Word for word, repeat every entry that appears below.

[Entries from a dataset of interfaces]
__________________________________________________
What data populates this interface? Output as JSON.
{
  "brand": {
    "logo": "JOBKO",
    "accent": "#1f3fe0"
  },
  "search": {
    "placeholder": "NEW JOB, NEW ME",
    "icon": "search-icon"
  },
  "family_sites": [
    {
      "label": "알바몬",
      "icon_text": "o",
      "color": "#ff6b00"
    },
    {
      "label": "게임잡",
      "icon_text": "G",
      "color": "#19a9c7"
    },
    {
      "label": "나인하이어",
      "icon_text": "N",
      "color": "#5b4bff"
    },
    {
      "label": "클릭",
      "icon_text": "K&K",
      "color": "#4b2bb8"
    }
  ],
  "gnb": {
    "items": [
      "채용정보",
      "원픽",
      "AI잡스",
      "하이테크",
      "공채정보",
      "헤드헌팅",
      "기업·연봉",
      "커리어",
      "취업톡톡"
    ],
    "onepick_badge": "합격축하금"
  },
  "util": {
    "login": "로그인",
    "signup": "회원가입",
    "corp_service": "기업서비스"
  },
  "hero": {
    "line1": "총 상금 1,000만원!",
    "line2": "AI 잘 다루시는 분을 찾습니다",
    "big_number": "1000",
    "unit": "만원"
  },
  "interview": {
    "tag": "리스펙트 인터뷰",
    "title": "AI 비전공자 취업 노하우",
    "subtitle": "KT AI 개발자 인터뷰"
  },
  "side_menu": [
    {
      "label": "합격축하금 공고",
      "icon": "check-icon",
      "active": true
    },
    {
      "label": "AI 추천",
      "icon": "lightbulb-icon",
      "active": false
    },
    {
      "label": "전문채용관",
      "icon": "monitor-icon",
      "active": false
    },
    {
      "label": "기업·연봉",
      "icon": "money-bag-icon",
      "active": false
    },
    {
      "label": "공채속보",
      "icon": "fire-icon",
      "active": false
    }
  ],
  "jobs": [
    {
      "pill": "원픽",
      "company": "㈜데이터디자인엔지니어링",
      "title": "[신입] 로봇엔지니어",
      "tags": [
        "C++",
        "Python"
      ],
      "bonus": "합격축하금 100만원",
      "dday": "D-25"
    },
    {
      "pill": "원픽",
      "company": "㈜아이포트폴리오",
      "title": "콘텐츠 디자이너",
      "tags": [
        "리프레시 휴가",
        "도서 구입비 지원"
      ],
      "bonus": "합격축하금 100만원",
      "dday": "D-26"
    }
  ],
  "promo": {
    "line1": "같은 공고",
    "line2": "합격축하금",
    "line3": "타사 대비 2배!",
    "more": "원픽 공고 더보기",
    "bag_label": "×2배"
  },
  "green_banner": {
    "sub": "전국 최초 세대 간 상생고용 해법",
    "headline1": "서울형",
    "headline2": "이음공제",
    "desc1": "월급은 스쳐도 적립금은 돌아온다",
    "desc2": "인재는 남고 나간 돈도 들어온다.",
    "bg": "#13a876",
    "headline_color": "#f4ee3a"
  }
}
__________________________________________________
Answer section.
What data populates this interface? Output as JSON.
{
  "brand": {
    "logo": "JOBKO",
    "accent": "#1f3fe0"
  },
  "search": {
    "placeholder": "NEW JOB, NEW ME",
    "icon": "search-icon"
  },
  "family_sites": [
    {
      "label": "알바몬",
      "icon_text": "o",
      "color": "#ff6b00"
    },
    {
      "label": "게임잡",
      "icon_text": "G",
      "color": "#19a9c7"
    },
    {
      "label": "나인하이어",
      "icon_text": "N",
      "color": "#5b4bff"
    },
    {
      "label": "클릭",
      "icon_text": "K&K",
      "color": "#4b2bb8"
    }
  ],
  "gnb": {
    "items": [
      "채용정보",
      "원픽",
      "AI잡스",
      "하이테크",
      "공채정보",
      "헤드헌팅",
      "기업·연봉",
      "커리어",
      "취업톡톡"
    ],
    "onepick_badge": "합격축하금"
  },
  "util": {
    "login": "로그인",
    "signup": "회원가입",
    "corp_service": "기업서비스"
  },
  "hero": {
    "line1": "총 상금 1,000만원!",
    "line2": "AI 잘 다루시는 분을 찾습니다",
    "big_number": "1000",
    "unit": "만원"
  },
  "interview": {
    "tag": "리스펙트 인터뷰",
    "title": "AI 비전공자 취업 노하우",
    "subtitle": "KT AI 개발자 인터뷰"
  },
  "side_menu": [
    {
      "label": "합격축하금 공고",
      "icon": "check-icon",
      "active": true
    },
    {
      "label": "AI 추천",
      "icon": "lightbulb-icon",
      "active": false
    },
    {
      "label": "전문채용관",
      "icon": "monitor-icon",
      "active": false
    },
    {
      "label": "기업·연봉",
      "icon": "money-bag-icon",
      "active": false
    },
    {
      "label": "공채속보",
      "icon": "fire-icon",
      "active": false
    }
  ],
  "jobs": [
    {
      "pill": "원픽",
      "company": "㈜데이터디자인엔지니어링",
      "title": "[신입] 로봇엔지니어",
      "tags": [
        "C++",
        "Python"
      ],
      "bonus": "합격축하금 100만원",
      "dday": "D-25"
    },
    {
      "pill": "원픽",
      "company": "㈜아이포트폴리오",
      "title": "콘텐츠 디자이너",
      "tags": [
        "리프레시 휴가",
        "도서 구입비 지원"
      ],
      "bonus": "합격축하금 100만원",
      "dday": "D-26"
    }
  ],
  "promo": {
    "line1": "같은 공고",
    "line2": "합격축하금",
    "line3": "타사 대비 2배!",
    "more": "원픽 공고 더보기",
    "bag_label": "×2배"
  },
  "green_banner": {
    "sub": "전국 최초 세대 간 상생고용 해법",
    "headline1": "서울형",
    "headline2": "이음공제",
    "desc1": "월급은 스쳐도 적립금은 돌아온다",
    "desc2": "인재는 남고 나간 돈도 들어온다.",
    "bg": "#13a876",
    "headline_color": "#f4ee3a"
  }
}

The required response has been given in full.